↓
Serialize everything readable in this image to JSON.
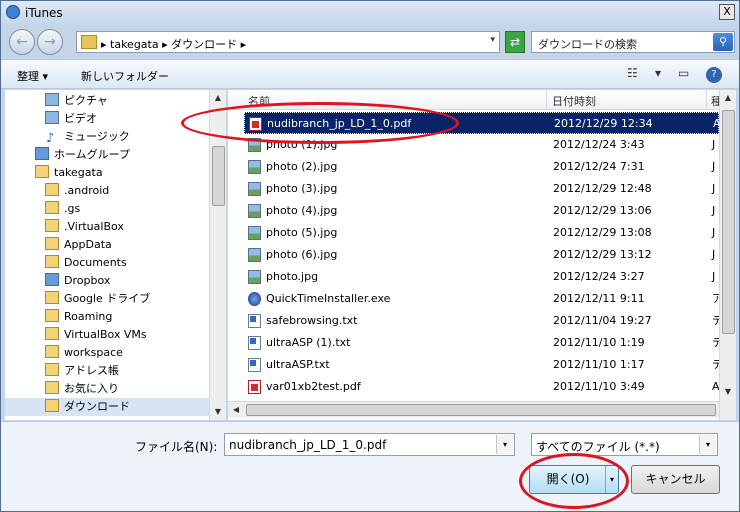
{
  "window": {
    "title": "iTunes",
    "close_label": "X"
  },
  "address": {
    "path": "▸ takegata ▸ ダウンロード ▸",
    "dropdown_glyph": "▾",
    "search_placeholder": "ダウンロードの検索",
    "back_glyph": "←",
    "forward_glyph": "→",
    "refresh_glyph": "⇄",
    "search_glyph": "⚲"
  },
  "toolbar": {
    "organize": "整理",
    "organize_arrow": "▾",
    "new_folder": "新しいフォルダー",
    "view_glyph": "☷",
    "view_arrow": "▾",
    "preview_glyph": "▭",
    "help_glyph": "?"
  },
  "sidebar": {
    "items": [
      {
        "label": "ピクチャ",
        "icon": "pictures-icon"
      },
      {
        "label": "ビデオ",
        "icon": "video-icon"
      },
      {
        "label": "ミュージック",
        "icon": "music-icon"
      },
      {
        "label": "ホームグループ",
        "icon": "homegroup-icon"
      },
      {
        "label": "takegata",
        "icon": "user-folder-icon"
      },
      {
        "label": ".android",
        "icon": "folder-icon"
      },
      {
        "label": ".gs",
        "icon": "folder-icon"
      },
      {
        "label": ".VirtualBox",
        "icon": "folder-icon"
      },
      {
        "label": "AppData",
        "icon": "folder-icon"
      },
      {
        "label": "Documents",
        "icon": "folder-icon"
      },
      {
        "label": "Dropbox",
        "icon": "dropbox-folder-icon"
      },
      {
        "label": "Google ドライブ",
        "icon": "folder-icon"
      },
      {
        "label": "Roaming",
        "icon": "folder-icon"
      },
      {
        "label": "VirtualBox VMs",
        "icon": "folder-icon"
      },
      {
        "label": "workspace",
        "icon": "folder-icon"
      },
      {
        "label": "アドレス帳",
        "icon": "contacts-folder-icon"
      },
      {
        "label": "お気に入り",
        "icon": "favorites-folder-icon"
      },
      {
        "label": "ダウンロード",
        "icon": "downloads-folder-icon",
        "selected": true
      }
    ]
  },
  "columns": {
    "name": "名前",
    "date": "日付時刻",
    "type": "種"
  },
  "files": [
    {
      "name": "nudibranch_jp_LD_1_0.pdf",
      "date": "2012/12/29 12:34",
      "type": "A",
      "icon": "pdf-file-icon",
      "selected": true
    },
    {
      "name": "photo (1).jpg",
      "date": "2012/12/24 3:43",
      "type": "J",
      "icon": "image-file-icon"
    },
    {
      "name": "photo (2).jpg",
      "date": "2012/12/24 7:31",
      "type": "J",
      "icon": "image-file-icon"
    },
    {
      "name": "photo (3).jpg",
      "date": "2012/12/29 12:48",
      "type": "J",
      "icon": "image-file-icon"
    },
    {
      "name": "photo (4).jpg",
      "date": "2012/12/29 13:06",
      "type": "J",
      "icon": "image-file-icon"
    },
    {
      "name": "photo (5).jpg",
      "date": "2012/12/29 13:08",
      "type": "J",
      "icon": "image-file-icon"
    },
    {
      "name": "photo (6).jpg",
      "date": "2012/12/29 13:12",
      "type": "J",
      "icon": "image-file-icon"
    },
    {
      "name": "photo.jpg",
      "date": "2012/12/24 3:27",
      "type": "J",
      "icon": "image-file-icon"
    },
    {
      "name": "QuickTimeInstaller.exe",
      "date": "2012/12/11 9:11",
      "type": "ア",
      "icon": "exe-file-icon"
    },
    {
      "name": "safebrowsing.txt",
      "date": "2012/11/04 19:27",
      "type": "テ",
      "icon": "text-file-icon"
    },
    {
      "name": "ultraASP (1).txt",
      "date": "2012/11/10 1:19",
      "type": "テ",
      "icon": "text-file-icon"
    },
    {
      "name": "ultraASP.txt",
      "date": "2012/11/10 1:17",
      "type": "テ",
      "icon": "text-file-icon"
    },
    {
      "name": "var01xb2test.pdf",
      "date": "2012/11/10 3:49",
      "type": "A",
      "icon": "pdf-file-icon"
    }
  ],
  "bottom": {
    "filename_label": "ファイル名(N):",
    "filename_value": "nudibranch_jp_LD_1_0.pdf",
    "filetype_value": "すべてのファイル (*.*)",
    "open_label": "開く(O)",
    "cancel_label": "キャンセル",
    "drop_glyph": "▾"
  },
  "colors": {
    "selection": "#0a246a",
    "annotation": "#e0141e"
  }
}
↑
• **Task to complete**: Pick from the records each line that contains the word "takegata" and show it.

• **Exercise solution**:
    "path": "▸ takegata ▸ ダウンロード ▸",
        "label": "takegata",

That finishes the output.